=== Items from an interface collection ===
........
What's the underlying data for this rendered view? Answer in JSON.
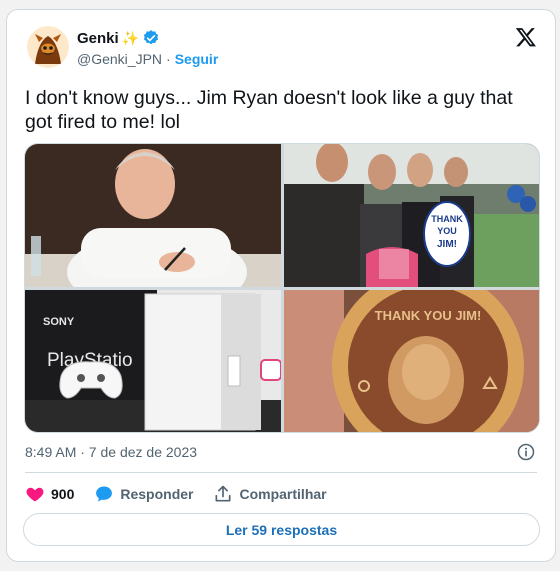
{
  "author": {
    "name": "Genki",
    "sparkle": "✨",
    "handle": "@Genki_JPN",
    "separator": "·",
    "follow_label": "Seguir"
  },
  "tweet": {
    "text": "I don't know guys... Jim Ryan doesn't look like a guy that got fired to me! lol",
    "timestamp": "8:49 AM · 7 de dez de 2023"
  },
  "media": {
    "images": [
      {
        "name": "photo-jim-ryan-signing"
      },
      {
        "name": "photo-party-thank-you-sign",
        "sign_text": [
          "THANK",
          "YOU",
          "JIM!"
        ]
      },
      {
        "name": "photo-playstation-console-controller",
        "brand_text": "SONY",
        "logo_text": "PlayStatio"
      },
      {
        "name": "photo-thank-you-jim-cookie",
        "cookie_text": "THANK YOU JIM!"
      }
    ]
  },
  "actions": {
    "like_count": "900",
    "reply_label": "Responder",
    "share_label": "Compartilhar"
  },
  "replies_button": {
    "label": "Ler 59 respostas"
  },
  "colors": {
    "accent": "#1d9bf0",
    "like": "#f91880",
    "text": "#0f1419",
    "muted": "#536471"
  }
}
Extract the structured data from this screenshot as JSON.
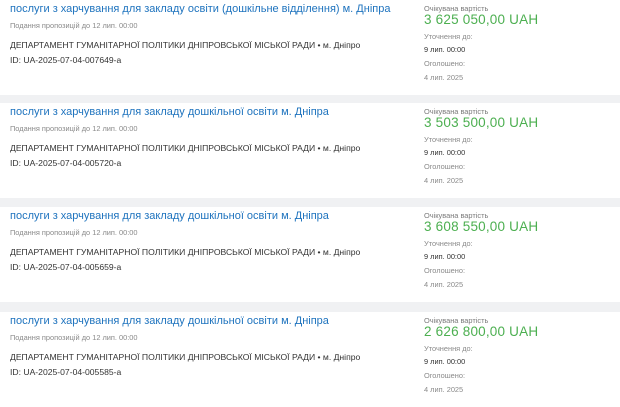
{
  "tenders": [
    {
      "title": "послуги з харчування для закладу освіти (дошкільне відділення) м. Дніпра",
      "deadline": "Подання пропозицій до 12 лип. 00:00",
      "organization": "ДЕПАРТАМЕНТ ГУМАНІТАРНОЇ ПОЛІТИКИ ДНІПРОВСЬКОЇ МІСЬКОЇ РАДИ • м. Дніпро",
      "tender_id": "ID: UA-2025-07-04-007649-a",
      "expected_label": "Очікувана вартість",
      "amount": "3 625 050,00 UAH",
      "clarification_label": "Уточнення до:",
      "clarification_date": "9 лип. 00:00",
      "announced_label": "Оголошено:",
      "announced_date": "4 лип. 2025"
    },
    {
      "title": "послуги з харчування для закладу дошкільної освіти м. Дніпра",
      "deadline": "Подання пропозицій до 12 лип. 00:00",
      "organization": "ДЕПАРТАМЕНТ ГУМАНІТАРНОЇ ПОЛІТИКИ ДНІПРОВСЬКОЇ МІСЬКОЇ РАДИ • м. Дніпро",
      "tender_id": "ID: UA-2025-07-04-005720-a",
      "expected_label": "Очікувана вартість",
      "amount": "3 503 500,00 UAH",
      "clarification_label": "Уточнення до:",
      "clarification_date": "9 лип. 00:00",
      "announced_label": "Оголошено:",
      "announced_date": "4 лип. 2025"
    },
    {
      "title": "послуги з харчування для закладу дошкільної освіти м. Дніпра",
      "deadline": "Подання пропозицій до 12 лип. 00:00",
      "organization": "ДЕПАРТАМЕНТ ГУМАНІТАРНОЇ ПОЛІТИКИ ДНІПРОВСЬКОЇ МІСЬКОЇ РАДИ • м. Дніпро",
      "tender_id": "ID: UA-2025-07-04-005659-a",
      "expected_label": "Очікувана вартість",
      "amount": "3 608 550,00 UAH",
      "clarification_label": "Уточнення до:",
      "clarification_date": "9 лип. 00:00",
      "announced_label": "Оголошено:",
      "announced_date": "4 лип. 2025"
    },
    {
      "title": "послуги з харчування для закладу дошкільної освіти м. Дніпра",
      "deadline": "Подання пропозицій до 12 лип. 00:00",
      "organization": "ДЕПАРТАМЕНТ ГУМАНІТАРНОЇ ПОЛІТИКИ ДНІПРОВСЬКОЇ МІСЬКОЇ РАДИ • м. Дніпро",
      "tender_id": "ID: UA-2025-07-04-005585-a",
      "expected_label": "Очікувана вартість",
      "amount": "2 626 800,00 UAH",
      "clarification_label": "Уточнення до:",
      "clarification_date": "9 лип. 00:00",
      "announced_label": "Оголошено:",
      "announced_date": "4 лип. 2025"
    }
  ],
  "colors": {
    "link": "#1e73be",
    "amount": "#4caf50",
    "background": "#f0f1f3",
    "card": "#ffffff"
  }
}
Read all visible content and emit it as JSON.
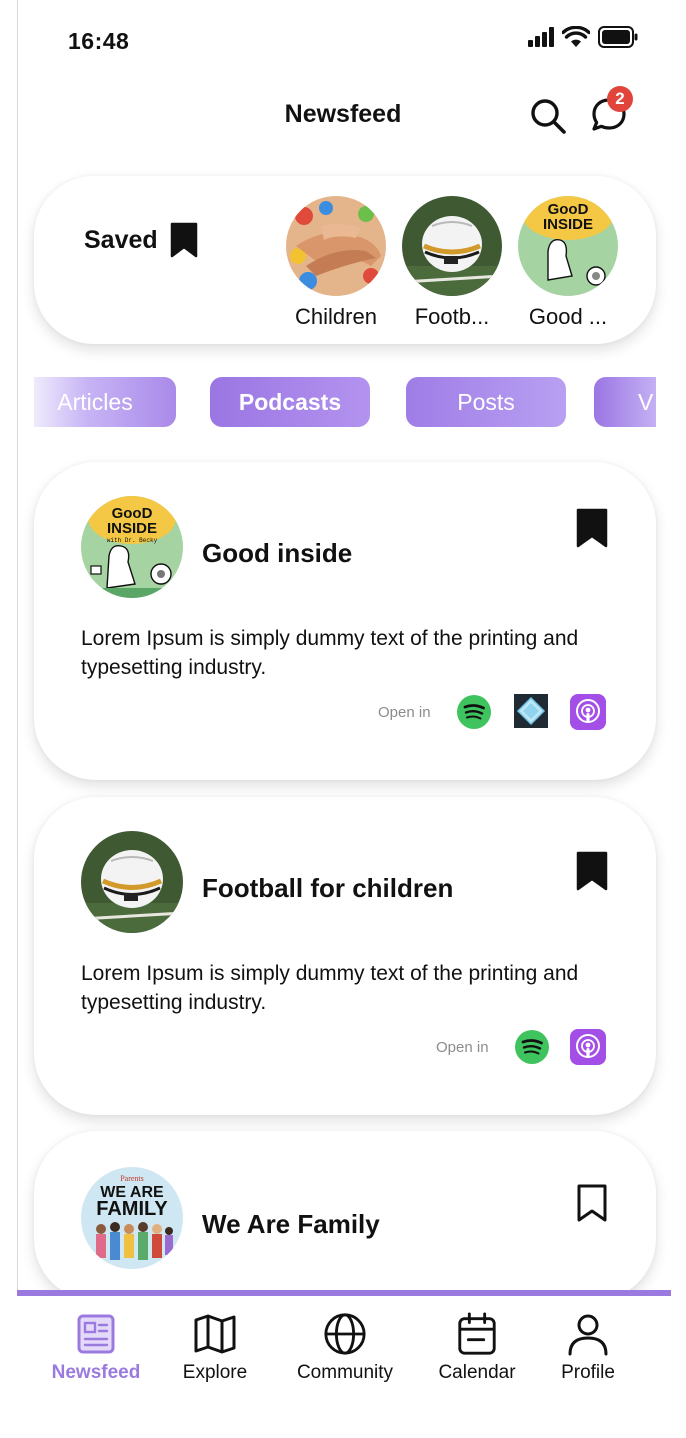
{
  "status": {
    "time": "16:48"
  },
  "header": {
    "title": "Newsfeed",
    "badge_count": "2"
  },
  "saved": {
    "label": "Saved",
    "items": [
      {
        "caption": "Children",
        "icon": "children-hands-image"
      },
      {
        "caption": "Footb...",
        "icon": "football-image"
      },
      {
        "caption": "Good ...",
        "icon": "good-inside-image"
      }
    ]
  },
  "tabs": [
    {
      "label": "Articles",
      "active": false
    },
    {
      "label": "Podcasts",
      "active": true
    },
    {
      "label": "Posts",
      "active": false
    },
    {
      "label": "V",
      "active": false
    }
  ],
  "cards": [
    {
      "title": "Good inside",
      "description": "Lorem Ipsum is simply dummy text of the printing and typesetting industry.",
      "open_in": "Open in",
      "bookmarked": true,
      "services": [
        "spotify-icon",
        "diamond-app-icon",
        "apple-podcasts-icon"
      ]
    },
    {
      "title": "Football for children",
      "description": "Lorem Ipsum is simply dummy text of the printing and typesetting industry.",
      "open_in": "Open in",
      "bookmarked": true,
      "services": [
        "spotify-icon",
        "apple-podcasts-icon"
      ]
    },
    {
      "title": "We Are Family",
      "bookmarked": false
    }
  ],
  "podcast_art": {
    "good_inside": {
      "line1": "GooD",
      "line2": "INSIDE",
      "line3": "with Dr. Becky"
    },
    "we_are_family": {
      "line0": "Parents",
      "line1": "WE ARE",
      "line2": "FAMILY"
    }
  },
  "nav": {
    "items": [
      {
        "label": "Newsfeed",
        "icon": "newsfeed-icon",
        "active": true
      },
      {
        "label": "Explore",
        "icon": "map-icon",
        "active": false
      },
      {
        "label": "Community",
        "icon": "globe-icon",
        "active": false
      },
      {
        "label": "Calendar",
        "icon": "calendar-icon",
        "active": false
      },
      {
        "label": "Profile",
        "icon": "profile-icon",
        "active": false
      }
    ]
  },
  "colors": {
    "accent": "#9b7ae0",
    "badge": "#e0443a",
    "spotify": "#3fc35f",
    "podcasts": "#a34ee6"
  }
}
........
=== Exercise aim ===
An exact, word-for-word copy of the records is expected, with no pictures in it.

=== Answer box ===
What's the underlying data for this rendered view? Answer in JSON.
{
  "author": {
    "name": "Genki",
    "sparkle": "✨",
    "handle": "@Genki_JPN",
    "separator": "·",
    "follow_label": "Seguir"
  },
  "tweet": {
    "text": "I don't know guys... Jim Ryan doesn't look like a guy that got fired to me! lol",
    "timestamp": "8:49 AM · 7 de dez de 2023"
  },
  "media": {
    "images": [
      {
        "name": "photo-jim-ryan-signing"
      },
      {
        "name": "photo-party-thank-you-sign",
        "sign_text": [
          "THANK",
          "YOU",
          "JIM!"
        ]
      },
      {
        "name": "photo-playstation-console-controller",
        "brand_text": "SONY",
        "logo_text": "PlayStatio"
      },
      {
        "name": "photo-thank-you-jim-cookie",
        "cookie_text": "THANK YOU JIM!"
      }
    ]
  },
  "actions": {
    "like_count": "900",
    "reply_label": "Responder",
    "share_label": "Compartilhar"
  },
  "replies_button": {
    "label": "Ler 59 respostas"
  },
  "colors": {
    "accent": "#1d9bf0",
    "like": "#f91880",
    "text": "#0f1419",
    "muted": "#536471"
  }
}
Extract the structured data from this screenshot as JSON.
{
  "tenders": [
    {
      "title": "послуги з харчування для закладу освіти (дошкільне відділення) м. Дніпра",
      "deadline": "Подання пропозицій до 12 лип. 00:00",
      "organization": "ДЕПАРТАМЕНТ ГУМАНІТАРНОЇ ПОЛІТИКИ ДНІПРОВСЬКОЇ МІСЬКОЇ РАДИ • м. Дніпро",
      "tender_id": "ID: UA-2025-07-04-007649-a",
      "expected_label": "Очікувана вартість",
      "amount": "3 625 050,00 UAH",
      "clarification_label": "Уточнення до:",
      "clarification_date": "9 лип. 00:00",
      "announced_label": "Оголошено:",
      "announced_date": "4 лип. 2025"
    },
    {
      "title": "послуги з харчування для закладу дошкільної освіти м. Дніпра",
      "deadline": "Подання пропозицій до 12 лип. 00:00",
      "organization": "ДЕПАРТАМЕНТ ГУМАНІТАРНОЇ ПОЛІТИКИ ДНІПРОВСЬКОЇ МІСЬКОЇ РАДИ • м. Дніпро",
      "tender_id": "ID: UA-2025-07-04-005720-a",
      "expected_label": "Очікувана вартість",
      "amount": "3 503 500,00 UAH",
      "clarification_label": "Уточнення до:",
      "clarification_date": "9 лип. 00:00",
      "announced_label": "Оголошено:",
      "announced_date": "4 лип. 2025"
    },
    {
      "title": "послуги з харчування для закладу дошкільної освіти м. Дніпра",
      "deadline": "Подання пропозицій до 12 лип. 00:00",
      "organization": "ДЕПАРТАМЕНТ ГУМАНІТАРНОЇ ПОЛІТИКИ ДНІПРОВСЬКОЇ МІСЬКОЇ РАДИ • м. Дніпро",
      "tender_id": "ID: UA-2025-07-04-005659-a",
      "expected_label": "Очікувана вартість",
      "amount": "3 608 550,00 UAH",
      "clarification_label": "Уточнення до:",
      "clarification_date": "9 лип. 00:00",
      "announced_label": "Оголошено:",
      "announced_date": "4 лип. 2025"
    },
    {
      "title": "послуги з харчування для закладу дошкільної освіти м. Дніпра",
      "deadline": "Подання пропозицій до 12 лип. 00:00",
      "organization": "ДЕПАРТАМЕНТ ГУМАНІТАРНОЇ ПОЛІТИКИ ДНІПРОВСЬКОЇ МІСЬКОЇ РАДИ • м. Дніпро",
      "tender_id": "ID: UA-2025-07-04-005585-a",
      "expected_label": "Очікувана вартість",
      "amount": "2 626 800,00 UAH",
      "clarification_label": "Уточнення до:",
      "clarification_date": "9 лип. 00:00",
      "announced_label": "Оголошено:",
      "announced_date": "4 лип. 2025"
    }
  ],
  "colors": {
    "link": "#1e73be",
    "amount": "#4caf50",
    "background": "#f0f1f3",
    "card": "#ffffff"
  }
}
Read all visible content and emit it as JSON.
{
  "status": {
    "time": "16:48"
  },
  "header": {
    "title": "Newsfeed",
    "badge_count": "2"
  },
  "saved": {
    "label": "Saved",
    "items": [
      {
        "caption": "Children",
        "icon": "children-hands-image"
      },
      {
        "caption": "Footb...",
        "icon": "football-image"
      },
      {
        "caption": "Good ...",
        "icon": "good-inside-image"
      }
    ]
  },
  "tabs": [
    {
      "label": "Articles",
      "active": false
    },
    {
      "label": "Podcasts",
      "active": true
    },
    {
      "label": "Posts",
      "active": false
    },
    {
      "label": "V",
      "active": false
    }
  ],
  "cards": [
    {
      "title": "Good inside",
      "description": "Lorem Ipsum is simply dummy text of the printing and typesetting industry.",
      "open_in": "Open in",
      "bookmarked": true,
      "services": [
        "spotify-icon",
        "diamond-app-icon",
        "apple-podcasts-icon"
      ]
    },
    {
      "title": "Football for children",
      "description": "Lorem Ipsum is simply dummy text of the printing and typesetting industry.",
      "open_in": "Open in",
      "bookmarked": true,
      "services": [
        "spotify-icon",
        "apple-podcasts-icon"
      ]
    },
    {
      "title": "We Are Family",
      "bookmarked": false
    }
  ],
  "podcast_art": {
    "good_inside": {
      "line1": "GooD",
      "line2": "INSIDE",
      "line3": "with Dr. Becky"
    },
    "we_are_family": {
      "line0": "Parents",
      "line1": "WE ARE",
      "line2": "FAMILY"
    }
  },
  "nav": {
    "items": [
      {
        "label": "Newsfeed",
        "icon": "newsfeed-icon",
        "active": true
      },
      {
        "label": "Explore",
        "icon": "map-icon",
        "active": false
      },
      {
        "label": "Community",
        "icon": "globe-icon",
        "active": false
      },
      {
        "label": "Calendar",
        "icon": "calendar-icon",
        "active": false
      },
      {
        "label": "Profile",
        "icon": "profile-icon",
        "active": false
      }
    ]
  },
  "colors": {
    "accent": "#9b7ae0",
    "badge": "#e0443a",
    "spotify": "#3fc35f",
    "podcasts": "#a34ee6"
  }
}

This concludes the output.